Im just saying.. :lolflag:

You don't think I actually read your posts do you?


It probably is but reading the thread would give the OP a better idea of what is happening, as well as a way to know what to take out of the backup that is unnecessary. ...And it's a shorter code.:P


Fixed my laptop finally.

falconindy
January 31st, 2010, 04:50 AM
...for such a routine task it should not be necessary for a user to resort to programming.
Just because something is routine doesn't mean it's simple. Backups need to be precise -- permissions, ownership, and timestamps all need to be preserved in order for the archive to be useful. Structure is important for ease of recovery, and in turn, the recovery (and backup) process needs to be simple as well.

To that extent, I've always written my own backup scripts, to ensure that I get exactly what I want. Call me paranoid, but I only trust my own software to handle my backups.

If you want to write your own, I highly recommend centering the script around rsync, as it's outrageously flexible and reasonably quick. I'm currently on my 3rd solution (http://github.com/falconindy/SquashFu), which has evolved from a simple rsync wrapper to a full blown Bash program that offers incremental backups and compression (via somewhat exotic methods).

perce
January 31st, 2010, 05:27 AM
If you don't mind the terminal, rsync is efficient and quite easy to use

switch10
January 31st, 2010, 05:27 AM
I used to use back in time. Now I just manually rsync my /home. Using the "restore" button (I think thats what they call it) in back in time failed for me, so I had to restore manually as well.

btedm
January 31st, 2010, 11:59 AM
Thanks everyone for your suggestions. I tried "Back in Time" and it worked well for me. I also restored a few files and it worked well. I restore a few files because of a bad experience with Acronis (in Windows XP) where the backups saved without any error but the files were corrupt when they were restored. When I have more time I will try using rsync or possibly .tar because I see there are many options which are not in Back in Time. Thanks again all.

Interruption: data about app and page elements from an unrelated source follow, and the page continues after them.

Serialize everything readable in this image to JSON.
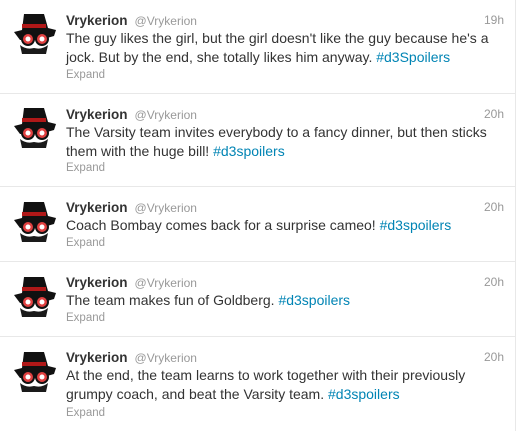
{
  "tweets": [
    {
      "fullname": "Vrykerion",
      "screenname": "@Vrykerion",
      "time": "19h",
      "text": "The guy likes the girl, but the girl doesn't like the guy because he's a jock. But by the end, she totally likes him anyway.",
      "hashtag": "#d3Spoilers",
      "expand_label": "Expand",
      "avatar_icon": "black-hat-sunglasses-avatar"
    },
    {
      "fullname": "Vrykerion",
      "screenname": "@Vrykerion",
      "time": "20h",
      "text": "The Varsity team invites everybody to a fancy dinner, but then sticks them with the huge bill!",
      "hashtag": "#d3spoilers",
      "expand_label": "Expand",
      "avatar_icon": "black-hat-sunglasses-avatar"
    },
    {
      "fullname": "Vrykerion",
      "screenname": "@Vrykerion",
      "time": "20h",
      "text": "Coach Bombay comes back for a surprise cameo!",
      "hashtag": "#d3spoilers",
      "expand_label": "Expand",
      "avatar_icon": "black-hat-sunglasses-avatar"
    },
    {
      "fullname": "Vrykerion",
      "screenname": "@Vrykerion",
      "time": "20h",
      "text": "The team makes fun of Goldberg.",
      "hashtag": "#d3spoilers",
      "expand_label": "Expand",
      "avatar_icon": "black-hat-sunglasses-avatar"
    },
    {
      "fullname": "Vrykerion",
      "screenname": "@Vrykerion",
      "time": "20h",
      "text": "At the end, the team learns to work together with their previously grumpy coach, and beat the Varsity team.",
      "hashtag": "#d3spoilers",
      "expand_label": "Expand",
      "avatar_icon": "black-hat-sunglasses-avatar"
    }
  ],
  "colors": {
    "hashtag": "#0084b4",
    "name": "#333333",
    "meta": "#999999",
    "divider": "#e8e8e8",
    "lens": "#e04040"
  }
}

ElSlunko
January 31st, 2010, 12:08 PM
Yep +1 for back in time. It's saved my butt in many occasions.